== SUPPLIED ENTRIES

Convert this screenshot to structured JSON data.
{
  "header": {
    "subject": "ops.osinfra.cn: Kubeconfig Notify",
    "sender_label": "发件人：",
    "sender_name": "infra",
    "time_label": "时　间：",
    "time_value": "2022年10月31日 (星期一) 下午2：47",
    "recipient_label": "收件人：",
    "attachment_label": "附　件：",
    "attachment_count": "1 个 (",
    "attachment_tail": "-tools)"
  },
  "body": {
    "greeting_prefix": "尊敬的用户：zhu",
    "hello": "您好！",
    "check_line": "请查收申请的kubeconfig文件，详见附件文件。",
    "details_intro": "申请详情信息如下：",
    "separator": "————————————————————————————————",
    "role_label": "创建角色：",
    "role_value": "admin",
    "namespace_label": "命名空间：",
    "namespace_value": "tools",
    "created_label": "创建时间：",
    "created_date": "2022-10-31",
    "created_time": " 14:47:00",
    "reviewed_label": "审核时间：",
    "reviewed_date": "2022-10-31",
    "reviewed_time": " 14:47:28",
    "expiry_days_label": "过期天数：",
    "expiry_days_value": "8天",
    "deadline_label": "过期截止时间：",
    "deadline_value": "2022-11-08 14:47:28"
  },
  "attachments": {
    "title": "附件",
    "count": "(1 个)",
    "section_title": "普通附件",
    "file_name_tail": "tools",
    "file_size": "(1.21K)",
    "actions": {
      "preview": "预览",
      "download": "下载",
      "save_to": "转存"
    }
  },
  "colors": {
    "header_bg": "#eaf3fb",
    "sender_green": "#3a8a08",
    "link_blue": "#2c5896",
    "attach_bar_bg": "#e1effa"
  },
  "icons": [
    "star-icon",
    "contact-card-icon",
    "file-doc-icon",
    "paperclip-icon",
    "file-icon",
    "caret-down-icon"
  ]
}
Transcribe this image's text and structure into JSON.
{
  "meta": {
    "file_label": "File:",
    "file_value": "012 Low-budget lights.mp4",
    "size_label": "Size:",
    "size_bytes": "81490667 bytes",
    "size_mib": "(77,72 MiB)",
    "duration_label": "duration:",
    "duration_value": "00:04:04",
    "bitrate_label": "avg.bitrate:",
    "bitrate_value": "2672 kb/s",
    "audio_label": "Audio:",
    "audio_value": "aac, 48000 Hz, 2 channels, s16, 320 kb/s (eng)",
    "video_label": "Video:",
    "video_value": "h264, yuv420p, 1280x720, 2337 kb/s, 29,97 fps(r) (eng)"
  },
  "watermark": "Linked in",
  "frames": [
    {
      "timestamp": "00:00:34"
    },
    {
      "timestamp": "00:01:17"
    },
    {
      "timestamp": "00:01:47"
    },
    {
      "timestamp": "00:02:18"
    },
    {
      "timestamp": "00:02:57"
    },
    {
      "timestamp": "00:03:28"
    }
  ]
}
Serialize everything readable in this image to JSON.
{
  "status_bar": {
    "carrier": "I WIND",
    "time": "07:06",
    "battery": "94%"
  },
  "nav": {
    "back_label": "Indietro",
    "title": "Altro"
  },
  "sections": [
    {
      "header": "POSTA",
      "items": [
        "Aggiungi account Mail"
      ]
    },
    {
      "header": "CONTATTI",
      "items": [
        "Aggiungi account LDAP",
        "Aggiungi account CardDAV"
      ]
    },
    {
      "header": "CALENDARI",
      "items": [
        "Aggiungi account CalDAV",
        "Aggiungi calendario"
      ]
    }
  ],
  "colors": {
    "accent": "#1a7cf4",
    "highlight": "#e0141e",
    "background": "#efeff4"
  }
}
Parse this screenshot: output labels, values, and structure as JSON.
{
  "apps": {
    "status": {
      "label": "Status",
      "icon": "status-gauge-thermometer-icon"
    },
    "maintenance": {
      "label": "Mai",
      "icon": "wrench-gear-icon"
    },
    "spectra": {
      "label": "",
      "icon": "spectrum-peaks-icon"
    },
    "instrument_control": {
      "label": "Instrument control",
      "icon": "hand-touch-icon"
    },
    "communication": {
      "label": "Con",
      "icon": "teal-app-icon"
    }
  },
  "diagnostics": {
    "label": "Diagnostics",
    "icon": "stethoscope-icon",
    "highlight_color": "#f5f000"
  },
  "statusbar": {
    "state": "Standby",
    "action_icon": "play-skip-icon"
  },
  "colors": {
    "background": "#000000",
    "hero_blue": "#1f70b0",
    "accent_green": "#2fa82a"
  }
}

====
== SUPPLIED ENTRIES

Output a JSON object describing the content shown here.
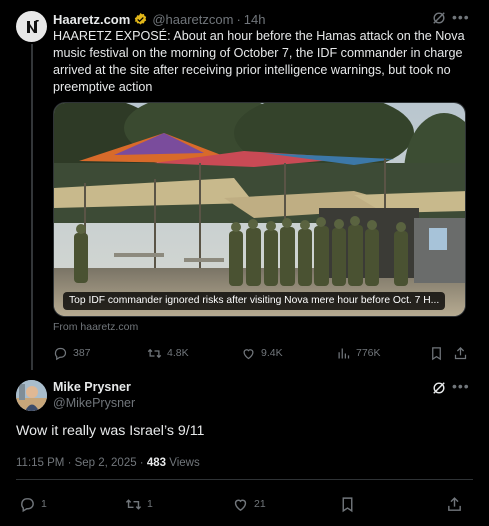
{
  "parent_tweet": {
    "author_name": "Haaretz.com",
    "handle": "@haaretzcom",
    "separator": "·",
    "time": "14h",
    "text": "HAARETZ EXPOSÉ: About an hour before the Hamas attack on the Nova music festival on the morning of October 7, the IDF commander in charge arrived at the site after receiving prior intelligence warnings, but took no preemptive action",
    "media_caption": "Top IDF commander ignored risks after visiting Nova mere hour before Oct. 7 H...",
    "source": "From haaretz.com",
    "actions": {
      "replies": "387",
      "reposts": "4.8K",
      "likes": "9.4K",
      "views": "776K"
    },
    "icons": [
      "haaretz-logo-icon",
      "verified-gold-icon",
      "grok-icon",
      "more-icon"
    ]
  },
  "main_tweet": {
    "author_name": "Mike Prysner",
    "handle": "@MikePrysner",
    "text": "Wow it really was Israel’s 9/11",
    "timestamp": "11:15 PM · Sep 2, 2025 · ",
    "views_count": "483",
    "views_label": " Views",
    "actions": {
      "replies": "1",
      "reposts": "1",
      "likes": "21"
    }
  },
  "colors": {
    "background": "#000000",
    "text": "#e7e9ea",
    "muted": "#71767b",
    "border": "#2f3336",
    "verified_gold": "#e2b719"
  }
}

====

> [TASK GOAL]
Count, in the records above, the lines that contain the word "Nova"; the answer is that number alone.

> [ANSWER SPACE]
2